In case people did not see it (I didn’t until just now), the NYT Sunday Magazine had an extended article on Park Chanwook:
‘Lady Vengeance’ is to be released this month in the US (but almost certainly not near Cleveland).
I haven’t visited the site in some time and now am enjoying reading these posts. As far as Park’s revenge movies allegorizing the two Koreas–I don’t see this so much because the narrative of the north and the south isn’t one of a feud. At least in South Korea, most people don’t think that the North has wronged the South in any way. They feel that the division is due to history; the more nationalistic Koreans will blame the U.S. (my father, for instance). But perhaps the way in which mini revenge stories in the film have no real meaning reflects how the two Koreas are placed in a revenge story that is not really about revenge. I think JSA actually plays this out. The N/S relationship is one of friendship, brotherhood, more accurately (the film is actually indulgent in this regard). But the characters, by the logic of the political situation, must leave a story about brotherhood (which is kind a genre in itself in Korea) and end up in a revenge story. Maybe I am actually agreeing with you after all, Mike.
As social commentary, the revenge films are very bleak. They seem to express a brand of Social Darwinism. The strong kills the weak, and it never ends. This may reflect Korea which is becoming stronger in the global arena but at the same time exploiting its own working class and neglecting the poor. There’s no social security in Korea, for instance (That’s why Koreans are so obssessed with family–without family the old will starve). The over-determined narrative structure of the films seems to suggests that there’s no way out.
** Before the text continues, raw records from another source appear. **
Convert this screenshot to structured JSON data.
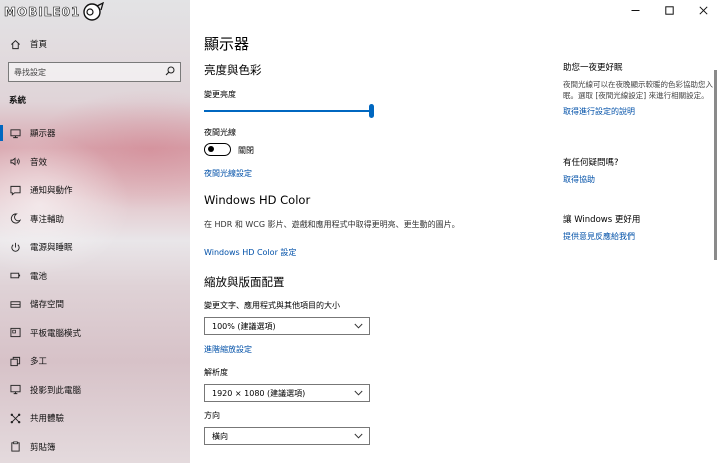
{
  "logo": {
    "text": "MOBILE01"
  },
  "window": {
    "minimize": "minimize",
    "maximize": "maximize",
    "close": "close"
  },
  "sidebar": {
    "home": "首頁",
    "search_placeholder": "尋找設定",
    "section": "系統",
    "items": [
      {
        "label": "顯示器",
        "icon": "display-icon",
        "active": true
      },
      {
        "label": "音效",
        "icon": "sound-icon"
      },
      {
        "label": "通知與動作",
        "icon": "notifications-icon"
      },
      {
        "label": "專注輔助",
        "icon": "focus-assist-icon"
      },
      {
        "label": "電源與睡眠",
        "icon": "power-icon"
      },
      {
        "label": "電池",
        "icon": "battery-icon"
      },
      {
        "label": "儲存空間",
        "icon": "storage-icon"
      },
      {
        "label": "平板電腦模式",
        "icon": "tablet-mode-icon"
      },
      {
        "label": "多工",
        "icon": "multitasking-icon"
      },
      {
        "label": "投影到此電腦",
        "icon": "project-icon"
      },
      {
        "label": "共用體驗",
        "icon": "shared-experiences-icon"
      },
      {
        "label": "剪貼簿",
        "icon": "clipboard-icon"
      }
    ]
  },
  "main": {
    "title": "顯示器",
    "brightness": {
      "heading": "亮度與色彩",
      "slider_label": "變更亮度",
      "value_percent": 100,
      "night_light_label": "夜間光線",
      "night_light_state": "關閉",
      "night_light_link": "夜間光線設定"
    },
    "hd_color": {
      "heading": "Windows HD Color",
      "desc": "在 HDR 和 WCG 影片、遊戲和應用程式中取得更明亮、更生動的圖片。",
      "link": "Windows HD Color 設定"
    },
    "scale": {
      "heading": "縮放與版面配置",
      "scale_label": "變更文字、應用程式與其他項目的大小",
      "scale_value": "100% (建議選項)",
      "advanced_link": "進階縮放設定",
      "resolution_label": "解析度",
      "resolution_value": "1920 × 1080 (建議選項)",
      "orientation_label": "方向",
      "orientation_value": "橫向"
    }
  },
  "right": {
    "sleep": {
      "title": "助您一夜更好眠",
      "text": "夜間光線可以在夜晚顯示較暖的色彩協助您入眠。選取 [夜間光線設定] 來進行相關設定。",
      "link": "取得進行設定的說明"
    },
    "help": {
      "title": "有任何疑問嗎?",
      "link": "取得協助"
    },
    "feedback": {
      "title": "讓 Windows 更好用",
      "link": "提供意見反應給我們"
    }
  },
  "colors": {
    "accent": "#0067c0",
    "link": "#0050a8"
  }
}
But perhaps you can gain some momentary power by killing someone, acting out your revenge, before someone kills you. It seems Foucaultian as well…
Lady Vengeance just popped up on Netflix for September release on DVD.